Judge Mark Dennis QC demanded the review after a protester won his appeal against obstructing a road.
Crown Prosecution Service lawyers must return to the Old Bailey on Thursday to set out their position.
The judge's call comes after a Supreme Court ruling on protest rights.
Robert MacQueen, 65, from Haslemere, Surrey, was convicted of blocking the road in Whitehall in October 2019, during a London-wide Extinction Rebellion protests targeting government buildings.
But on Wednesday Judge Mark Dennis QC overturned the conviction after the Crown Prosecution Service offered no evidence to counter the appeal.
The day before, the judge quashed the conviction of Emma-Rose Goodwin, 47, from Exeter.
Prosecutors had offered no evidence in court after it emerged that the arresting officer - the key witness - was in Romania.
A third appeal has been adjourned and seven more cases are due to go before the judge.
Quashing Mr MacQueen's conviction, Judge Dennis said there seemed to be a "fundamental problem" with the cases.
He asked prosecutors to review all the remaining cases where a protester argued they had "lawful excuse" to occupy a road.
He said that prosecutors seemed to be arguing that a protester could not lawfully lie down in the road in any circumstances - and they had not "grasped" the importance of a recent Supreme Court ruling.

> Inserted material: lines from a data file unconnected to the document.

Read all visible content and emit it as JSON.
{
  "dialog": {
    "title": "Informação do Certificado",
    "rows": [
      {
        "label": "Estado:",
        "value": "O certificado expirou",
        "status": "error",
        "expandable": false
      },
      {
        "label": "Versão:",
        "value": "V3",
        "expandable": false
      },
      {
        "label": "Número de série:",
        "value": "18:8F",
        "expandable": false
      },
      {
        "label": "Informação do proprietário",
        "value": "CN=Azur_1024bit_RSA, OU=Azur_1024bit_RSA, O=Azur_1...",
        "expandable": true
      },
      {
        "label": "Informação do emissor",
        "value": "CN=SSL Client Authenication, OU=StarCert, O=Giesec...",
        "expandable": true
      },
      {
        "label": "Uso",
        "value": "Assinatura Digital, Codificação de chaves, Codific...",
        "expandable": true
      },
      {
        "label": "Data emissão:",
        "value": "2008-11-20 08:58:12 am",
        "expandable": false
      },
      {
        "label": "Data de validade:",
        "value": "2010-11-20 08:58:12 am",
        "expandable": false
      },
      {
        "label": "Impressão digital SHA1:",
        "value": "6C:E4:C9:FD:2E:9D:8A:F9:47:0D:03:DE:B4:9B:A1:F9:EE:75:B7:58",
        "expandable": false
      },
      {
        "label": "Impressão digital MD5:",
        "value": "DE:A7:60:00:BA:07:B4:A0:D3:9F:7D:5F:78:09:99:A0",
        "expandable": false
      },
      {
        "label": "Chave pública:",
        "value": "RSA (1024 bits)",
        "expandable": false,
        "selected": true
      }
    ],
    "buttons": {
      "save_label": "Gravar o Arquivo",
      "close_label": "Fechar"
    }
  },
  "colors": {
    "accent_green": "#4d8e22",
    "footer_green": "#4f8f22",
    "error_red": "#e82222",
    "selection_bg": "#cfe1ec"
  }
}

In that judgement, the UK's highest court ruled that demonstrators who had blocked a road at a military arms show should not have been convicted of obstruction because their right to temporarily and peacefully protest should have been taken into account.
Judge Dennis said that given the importance of that ruling, prosecutors needed to clarify where they stood on the eight cases still to be heard this week and next.
In July, another XR defendant was the first to benefit from the Supreme Court's ruling when he was found not guilty of blocking a road during a September 2020 protest.
City of London Magistrates' Court acquitted Ben Benatt, an environmental scientist, saying that it was not proportionate to give him a criminal record given his right to peacefully demonstrate, the limited nature of the disruption he caused and his genuinely-held beliefs.
The tactics used by XR followers of unpredictable and uncoordinated road occupations have heavily influenced the government's current proposals to redraw protest laws.
Ministers want to make it easier for the police to intervene and break up a static demonstration where it causes a public nuisance.